Testo for QEMU GuidesGuide 1. The very first testGuide 2. Ubuntu Server InstallationGuide 3. Guest AdditionsGuide 4. ParamsGuide 5. CachingGuide 6. Internet access in virtual machinesGuide 7. Linking up virtual machinesGuide 8. Flash DrivesGuide 9. MacrosGuide 10. If clauseGuide 11. No snapshotsGuide 12. Mouse controlGuide 13. Importing disk imagesGuide 14. JS-selectorsGuide 15. CyclesGuide 16. Macros with declarations
ReferenceTest scripts general overviewTesto lang basic syntaxVirtual Machine declarationVirtual flash drive declarationVirtual network declarationParamsTests declarationMacrosVirtual Machines ActionsMouse actionsDetecting images on the screenVirtual Flash Drives ActionsConditionsCyclesPossible keyboard key IDs

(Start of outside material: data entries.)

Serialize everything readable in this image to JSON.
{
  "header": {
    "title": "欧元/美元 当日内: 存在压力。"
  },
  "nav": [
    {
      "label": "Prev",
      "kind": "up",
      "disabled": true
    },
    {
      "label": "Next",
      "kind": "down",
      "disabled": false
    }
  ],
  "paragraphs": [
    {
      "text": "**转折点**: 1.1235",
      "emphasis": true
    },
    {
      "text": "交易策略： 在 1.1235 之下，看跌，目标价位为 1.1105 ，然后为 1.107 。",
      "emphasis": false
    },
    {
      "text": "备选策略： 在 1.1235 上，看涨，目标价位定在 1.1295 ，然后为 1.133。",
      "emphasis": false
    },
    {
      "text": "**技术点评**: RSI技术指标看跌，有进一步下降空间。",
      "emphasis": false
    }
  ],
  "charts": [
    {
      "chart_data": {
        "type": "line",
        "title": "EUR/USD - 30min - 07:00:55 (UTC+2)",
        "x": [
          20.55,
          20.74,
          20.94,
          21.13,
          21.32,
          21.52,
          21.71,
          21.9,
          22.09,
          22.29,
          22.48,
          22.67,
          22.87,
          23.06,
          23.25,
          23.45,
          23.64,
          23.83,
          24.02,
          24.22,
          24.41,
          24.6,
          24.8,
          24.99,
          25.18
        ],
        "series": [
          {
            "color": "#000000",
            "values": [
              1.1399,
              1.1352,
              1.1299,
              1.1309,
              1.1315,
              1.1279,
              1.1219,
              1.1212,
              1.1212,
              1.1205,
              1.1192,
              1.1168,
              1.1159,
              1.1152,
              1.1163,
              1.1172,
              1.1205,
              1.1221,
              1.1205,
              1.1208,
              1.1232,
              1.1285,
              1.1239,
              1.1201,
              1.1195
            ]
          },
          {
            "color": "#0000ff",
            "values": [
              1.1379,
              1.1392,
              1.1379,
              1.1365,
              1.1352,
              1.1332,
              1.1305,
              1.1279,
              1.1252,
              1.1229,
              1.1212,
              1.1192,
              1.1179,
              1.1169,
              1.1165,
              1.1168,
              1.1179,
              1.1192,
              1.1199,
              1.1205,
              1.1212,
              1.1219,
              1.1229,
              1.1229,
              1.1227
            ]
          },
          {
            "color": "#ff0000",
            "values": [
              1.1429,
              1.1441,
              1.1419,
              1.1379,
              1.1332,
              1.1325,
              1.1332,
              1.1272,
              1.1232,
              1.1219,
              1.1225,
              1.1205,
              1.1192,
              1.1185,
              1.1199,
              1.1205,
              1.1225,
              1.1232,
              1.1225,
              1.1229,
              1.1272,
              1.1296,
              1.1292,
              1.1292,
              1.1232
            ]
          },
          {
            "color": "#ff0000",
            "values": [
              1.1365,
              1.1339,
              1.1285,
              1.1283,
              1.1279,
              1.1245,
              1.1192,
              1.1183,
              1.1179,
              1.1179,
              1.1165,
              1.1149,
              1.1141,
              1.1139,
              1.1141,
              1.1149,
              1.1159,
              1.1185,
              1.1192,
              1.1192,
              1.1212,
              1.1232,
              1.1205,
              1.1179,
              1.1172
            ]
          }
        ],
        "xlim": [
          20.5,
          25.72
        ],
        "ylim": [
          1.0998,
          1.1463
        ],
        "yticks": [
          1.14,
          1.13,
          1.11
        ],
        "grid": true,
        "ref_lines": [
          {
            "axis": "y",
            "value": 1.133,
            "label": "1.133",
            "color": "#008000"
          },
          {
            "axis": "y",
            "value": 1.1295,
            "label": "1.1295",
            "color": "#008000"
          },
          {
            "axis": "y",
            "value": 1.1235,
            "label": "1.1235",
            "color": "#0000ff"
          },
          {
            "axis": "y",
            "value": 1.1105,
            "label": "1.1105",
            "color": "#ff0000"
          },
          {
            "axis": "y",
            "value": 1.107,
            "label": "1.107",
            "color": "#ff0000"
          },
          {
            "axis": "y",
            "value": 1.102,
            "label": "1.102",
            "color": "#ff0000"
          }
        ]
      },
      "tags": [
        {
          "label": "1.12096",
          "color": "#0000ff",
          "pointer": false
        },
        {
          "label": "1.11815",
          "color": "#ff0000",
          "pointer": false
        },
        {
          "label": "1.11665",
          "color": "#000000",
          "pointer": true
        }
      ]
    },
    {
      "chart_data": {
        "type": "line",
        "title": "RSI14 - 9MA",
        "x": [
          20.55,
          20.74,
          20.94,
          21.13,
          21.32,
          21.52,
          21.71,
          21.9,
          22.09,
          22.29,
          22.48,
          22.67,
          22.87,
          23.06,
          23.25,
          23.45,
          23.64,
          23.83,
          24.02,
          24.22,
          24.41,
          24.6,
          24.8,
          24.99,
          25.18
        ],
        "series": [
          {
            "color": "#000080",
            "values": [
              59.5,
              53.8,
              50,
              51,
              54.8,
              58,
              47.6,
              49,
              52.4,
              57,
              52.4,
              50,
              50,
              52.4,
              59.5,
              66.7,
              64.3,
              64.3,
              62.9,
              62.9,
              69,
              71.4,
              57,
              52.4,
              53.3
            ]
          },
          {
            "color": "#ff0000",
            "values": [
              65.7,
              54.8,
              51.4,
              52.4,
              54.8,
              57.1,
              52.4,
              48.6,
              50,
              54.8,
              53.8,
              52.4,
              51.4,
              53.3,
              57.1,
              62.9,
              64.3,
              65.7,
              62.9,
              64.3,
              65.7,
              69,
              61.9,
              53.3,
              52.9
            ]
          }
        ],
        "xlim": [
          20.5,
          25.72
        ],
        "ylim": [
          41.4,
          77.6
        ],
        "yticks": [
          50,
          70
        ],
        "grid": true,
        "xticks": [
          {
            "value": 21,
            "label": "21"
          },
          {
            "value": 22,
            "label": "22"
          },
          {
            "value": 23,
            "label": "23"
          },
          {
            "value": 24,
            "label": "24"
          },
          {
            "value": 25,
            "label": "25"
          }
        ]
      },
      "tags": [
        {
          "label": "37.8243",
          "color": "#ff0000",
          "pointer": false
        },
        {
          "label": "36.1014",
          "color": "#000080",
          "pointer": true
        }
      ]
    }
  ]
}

JS-selectors come in handy when you want to perform an especially tricky mouse move action or to wait a really complex event to appear on the screen. Basically JS-selectors let you extend default Testo-lang possibilities and write your own screen-searching logic, no matter how elaborate.
- To specifiy a complex screen event for a
waitaction and a
- To specify a complex place to move the mouse cursor for the
JS-selectors start with a keyword
If a JS-selector is placed inside a one-line string, all the double quotes in the selector must be escaped with the
\character. If the selector is placed in a multiline string, there's no need to escape double quotes.
There are some differences between snippets used for the
check) and for the
true means that the specified event is found on the screen and the waiting (checking) must be finished. A wait with JS-selector returned a
true finishes successfully and a
check expression returns
false means that the event hasn't happened on the screen yet and the searching must continue. A wait or a check with a JS-selector, which returned
false, sleeps for the
time_interval specified for them. After that it tries to process the JS-selector one more time with another screenshot.
timeout time interval is exceeded, a wait action generates an error and the test fails. A check expression returns
false in the same situation.
When used in the
mouse actions, JS-selectors must return a Point: an object (of any class, it doesn't matter) with the
y properties with numbers as their values.
Returning a point means that the JS-selector found the destination to move the cursor to. So the
mouse action finishes waiting and moves the cursor to the returned point.
If the JS-selector is not ready to return a point (the expected event hasn't happend on the screen yet) it should throw
ContinueError, which will force the
mouse action to sleep a little bit and try to process the JS-selector one more time with another screenshot.
mouse action contains a JS-selector with
ContinueError exceptions and the processing time of this selector exceeds the
mouse action timeout (1 minute by default), then a timeout error will be generated.